Rachel believed her prior friendship with her grade level colleagues brought empowerment to the forefront. She suggested that empowerment has a magnifying effect, when more people feel empowered, then greater outcomes could be expected.
Since Rachel’s project was designed to meet the needs of her grade level, she believed her prior friendship with her colleagues brought eMpowerment to the forefront. From our pilot research project with the Mathematics Specialists, we found that all of them felt that the MUSIC model was beneficial as they moved into a teacher-leader role. Many of the mathematics specialists identified eMpowerment, Caring, and Usefulness as the most important components when they implemented their projects.

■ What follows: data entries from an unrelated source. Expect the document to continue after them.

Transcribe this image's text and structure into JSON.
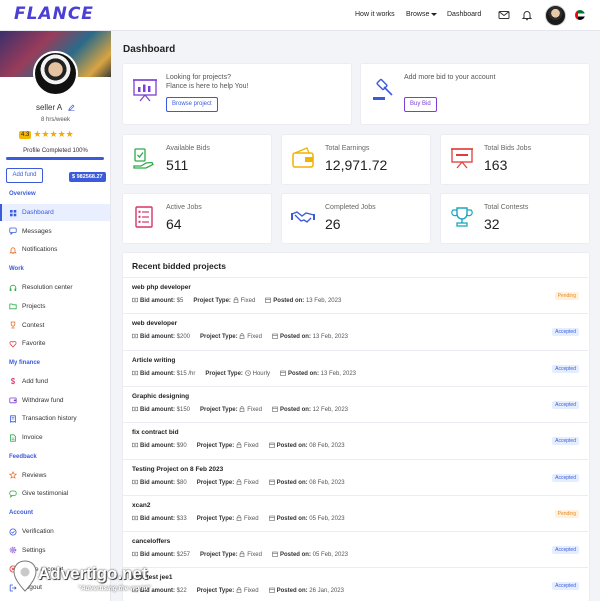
{
  "brand": {
    "logo": "FLANCE"
  },
  "topnav": {
    "how_it_works": "How it works",
    "browse": "Browse",
    "dashboard": "Dashboard"
  },
  "sidebar": {
    "user_name": "seller A",
    "hours": "8 hrs/week",
    "rating": "4.3",
    "stars": 5,
    "profile_completed_label": "Profile Completed 100%",
    "profile_completed_percent": 100,
    "add_fund_label": "Add fund",
    "balance": "$ 982568.27",
    "sections": [
      {
        "title": "Overview",
        "items": [
          {
            "label": "Dashboard",
            "icon": "grid-icon",
            "active": true
          },
          {
            "label": "Messages",
            "icon": "message-icon"
          },
          {
            "label": "Notifications",
            "icon": "bell-icon"
          }
        ]
      },
      {
        "title": "Work",
        "items": [
          {
            "label": "Resolution center",
            "icon": "headset-icon"
          },
          {
            "label": "Projects",
            "icon": "folder-icon"
          },
          {
            "label": "Contest",
            "icon": "trophy-icon"
          },
          {
            "label": "Favorite",
            "icon": "heart-icon"
          }
        ]
      },
      {
        "title": "My finance",
        "items": [
          {
            "label": "Add fund",
            "icon": "dollar-icon"
          },
          {
            "label": "Withdraw fund",
            "icon": "wallet-icon"
          },
          {
            "label": "Transaction history",
            "icon": "receipt-icon"
          },
          {
            "label": "Invoice",
            "icon": "invoice-icon"
          }
        ]
      },
      {
        "title": "Feedback",
        "items": [
          {
            "label": "Reviews",
            "icon": "star-icon"
          },
          {
            "label": "Give testimonial",
            "icon": "chat-icon"
          }
        ]
      },
      {
        "title": "Account",
        "items": [
          {
            "label": "Verification",
            "icon": "check-circle-icon"
          },
          {
            "label": "Settings",
            "icon": "gear-icon"
          },
          {
            "label": "Close account",
            "icon": "close-icon"
          },
          {
            "label": "Logout",
            "icon": "logout-icon"
          }
        ]
      }
    ]
  },
  "main": {
    "title": "Dashboard",
    "promos": [
      {
        "line1": "Looking for projects?",
        "line2": "Flance is here to help You!",
        "button": "Browse project",
        "icon": "presentation-icon"
      },
      {
        "line1": "Add more bid to your account",
        "line2": "",
        "button": "Buy Bid",
        "icon": "gavel-icon"
      }
    ],
    "stats": [
      {
        "label": "Available Bids",
        "value": "511",
        "icon": "hand-money-icon",
        "color": "#2eaa4a"
      },
      {
        "label": "Total Earnings",
        "value": "12,971.72",
        "icon": "wallet-icon",
        "color": "#f0b400"
      },
      {
        "label": "Total Bids Jobs",
        "value": "163",
        "icon": "presentation-icon",
        "color": "#e23b3b"
      },
      {
        "label": "Active Jobs",
        "value": "64",
        "icon": "checklist-icon",
        "color": "#d6336c"
      },
      {
        "label": "Completed Jobs",
        "value": "26",
        "icon": "handshake-icon",
        "color": "#3b5bdb"
      },
      {
        "label": "Total Contests",
        "value": "32",
        "icon": "trophy-icon",
        "color": "#1aa6c0"
      }
    ],
    "recent": {
      "title": "Recent bidded projects",
      "bid_amount_label": "Bid amount:",
      "project_type_label": "Project Type:",
      "posted_on_label": "Posted on:",
      "projects": [
        {
          "title": "web php developer",
          "bid": "$5",
          "type": "Fixed",
          "posted": "13 Feb, 2023",
          "status": "Pending"
        },
        {
          "title": "web developer",
          "bid": "$200",
          "type": "Fixed",
          "posted": "13 Feb, 2023",
          "status": "Accepted"
        },
        {
          "title": "Article writing",
          "bid": "$15 /hr",
          "type": "Hourly",
          "posted": "13 Feb, 2023",
          "status": "Accepted"
        },
        {
          "title": "Graphic designing",
          "bid": "$150",
          "type": "Fixed",
          "posted": "12 Feb, 2023",
          "status": "Accepted"
        },
        {
          "title": "fix contract bid",
          "bid": "$90",
          "type": "Fixed",
          "posted": "08 Feb, 2023",
          "status": "Accepted"
        },
        {
          "title": "Testing Project on 8 Feb 2023",
          "bid": "$80",
          "type": "Fixed",
          "posted": "08 Feb, 2023",
          "status": "Accepted"
        },
        {
          "title": "xcan2",
          "bid": "$33",
          "type": "Fixed",
          "posted": "05 Feb, 2023",
          "status": "Pending"
        },
        {
          "title": "canceloffers",
          "bid": "$257",
          "type": "Fixed",
          "posted": "05 Feb, 2023",
          "status": "Accepted"
        },
        {
          "title": "new test jee1",
          "bid": "$22",
          "type": "Fixed",
          "posted": "26 Jan, 2023",
          "status": "Accepted"
        }
      ]
    }
  },
  "watermark": {
    "text": "Advertigo.net",
    "sub": "\"Advertising the world\""
  }
}
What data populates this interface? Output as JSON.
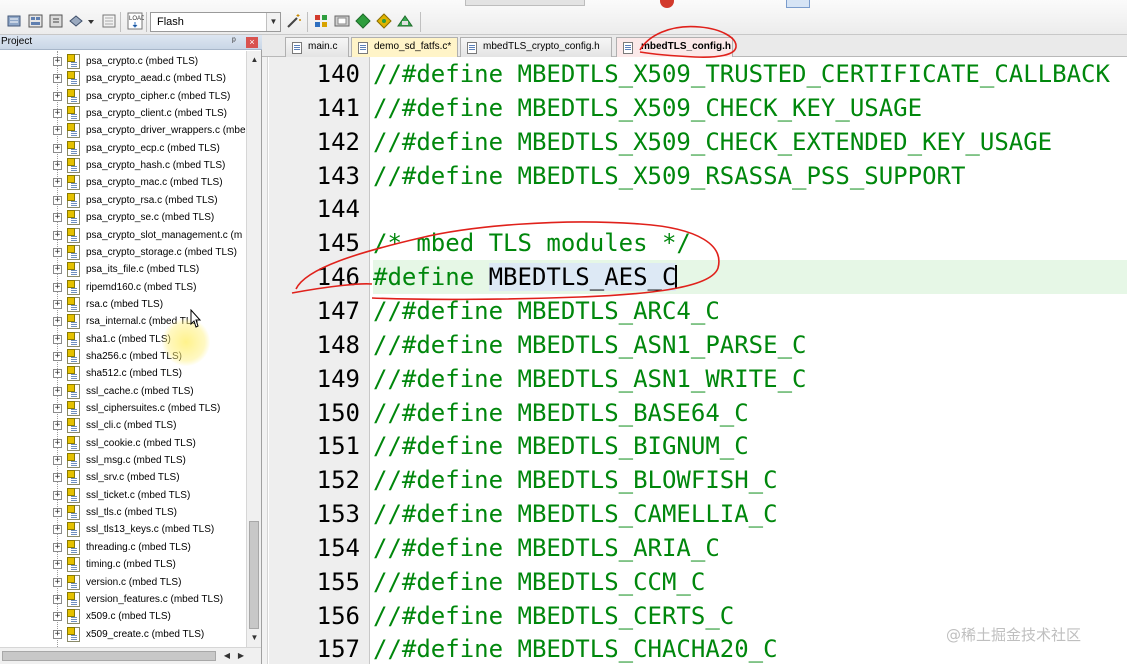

Although, one teacher believed all of the components were beneficial. The eMpowerment component was used as a way to engage all of their stakeholders at the beginning of the project they were identifying their schools’ most pressing needs. Some of the mathematics specialists combined eMpowerment with Interest or with Caring when introducing, designing, or implementing their projects. We also observed that some of these mathematics specialists used only a few of the components while others shifted their focus on different components of the model during the life cycle of their projects. Others tailored their use of the components for different colleagues engaged in their project. We found that the MUSIC Model was an effective tool that helped, in particular, these five mathematics specialists successfully lead their capstone projects. Ali summed it up when she emphasized how important it is to know how to work with adults and she felt that the MUSIC Model provided her with the tools to work collaboratively and effectively as a teacher-leader with her colleagues and with the administration.
Jones, B. D. (2009). Motivating students to engage in learning: The MUSIC model of academic motivation, International Journal of Teaching and Leaning in Higher Education, 21(2), 272-285.
Kreye, B. C. (2009). Evaluation of the externship within a master’s degree program formathematics specialists at VT (Doctoral dissertation). Retrieved from http://scholar.lib.VT.edu/theses/available/etd-04102009-162951/, 42.
Kreye, B. C. & Wilkins, J. L. M. (2010). Providing real-world experiences: the Virginia Tech externship for mathematics specialists, Journal of Mathematics and Science, 12, 119-130.
West, L. & Staub, F. C. (2003). Content-Focused Coaching: Transforming Mathematics Lessons, Portsmouth, NH: Heinemann.
Dr. Jean Mistele
Dr. Betti Kreye